Exercise objective ->
When a line in the listing contains the string "北京时间", pick it out and copy it.

Available records ->
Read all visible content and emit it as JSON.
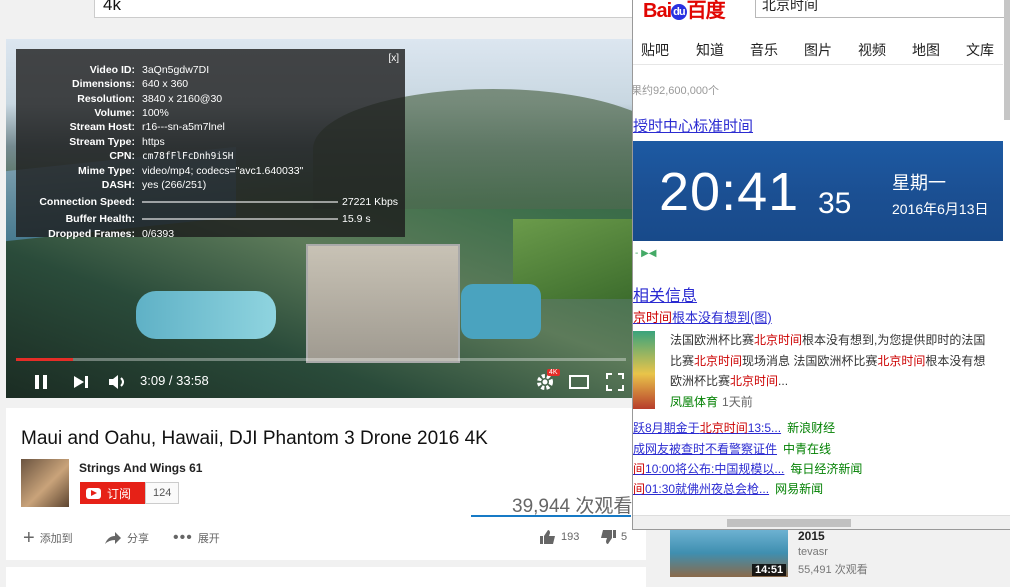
{
  "youtube": {
    "search_value": "4k",
    "stats": {
      "rows": [
        {
          "k": "Video ID:",
          "v": "3aQn5gdw7DI"
        },
        {
          "k": "Dimensions:",
          "v": "640 x 360"
        },
        {
          "k": "Resolution:",
          "v": "3840 x 2160@30"
        },
        {
          "k": "Volume:",
          "v": "100%"
        },
        {
          "k": "Stream Host:",
          "v": "r16---sn-a5m7lnel"
        },
        {
          "k": "Stream Type:",
          "v": "https"
        },
        {
          "k": "CPN:",
          "v": "cm78fFlFcDnh9iSH"
        },
        {
          "k": "Mime Type:",
          "v": "video/mp4; codecs=\"avc1.640033\""
        },
        {
          "k": "DASH:",
          "v": "yes (266/251)"
        }
      ],
      "connection_label": "Connection Speed:",
      "connection_value": "27221 Kbps",
      "buffer_label": "Buffer Health:",
      "buffer_value": "15.9 s",
      "dropped_label": "Dropped Frames:",
      "dropped_value": "0/6393",
      "close": "[x]"
    },
    "player": {
      "time": "3:09 / 33:58",
      "progress_fraction": 0.094,
      "quality_badge": "4K"
    },
    "video": {
      "title": "Maui and Oahu, Hawaii, DJI Phantom 3 Drone 2016 4K",
      "channel": "Strings And Wings 61",
      "subscribe": "订阅",
      "sub_count": "124",
      "views": "39,944 次观看",
      "add_to": "添加到",
      "share": "分享",
      "more": "展开",
      "likes": "193",
      "dislikes": "5"
    },
    "related": {
      "year": "2015",
      "channel": "tevasr",
      "views": "55,491 次观看",
      "duration": "14:51"
    }
  },
  "baidu": {
    "logo_left": "Bai",
    "logo_du": "du",
    "logo_right": "百度",
    "search_value": "北京时间",
    "tabs": [
      "贴吧",
      "知道",
      "音乐",
      "图片",
      "视频",
      "地图",
      "文库"
    ],
    "result_count": "果约92,600,000个",
    "result1": "授时中心标准时间",
    "clock": {
      "hm": "20:41",
      "sec": "35",
      "weekday": "星期一",
      "date": "2016年6月13日"
    },
    "small_text": "-  ▶◀",
    "related_title": "相关信息",
    "news_title_red": "京时间",
    "news_title_rest": "根本没有想到(图)",
    "snippet1_a": "法国欧洲杯比赛",
    "snippet1_red": "北京时间",
    "snippet1_b": "根本没有想到,为您提供即时的法国",
    "snippet2_a": "比赛",
    "snippet2_red": "北京时间",
    "snippet2_b": "现场消息 法国欧洲杯比赛",
    "snippet2_red2": "北京时间",
    "snippet2_c": "根本没有想",
    "snippet3_a": "欧洲杯比赛",
    "snippet3_red": "北京时间",
    "snippet3_b": "...",
    "source1": "凤凰体育",
    "source1_time": "1天前",
    "news": [
      {
        "a": "跃8月期金于",
        "red": "北京时间",
        "b": "13:5...",
        "src": "新浪财经"
      },
      {
        "a": "成网友被查时不看警察证件",
        "red": "",
        "b": "",
        "src": "中青在线"
      },
      {
        "a": "",
        "red": "间",
        "b": "10:00将公布:中国规模以...",
        "src": "每日经济新闻"
      },
      {
        "a": "",
        "red": "间",
        "b": "01:30就佛州夜总会枪...",
        "src": "网易新闻"
      }
    ]
  }
}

Solution below ->
    "search_value": "北京时间",
    "snippet1_red": "北京时间",
    "snippet2_red": "北京时间",
    "snippet2_red2": "北京时间",
    "snippet3_red": "北京时间",
        "red": "北京时间",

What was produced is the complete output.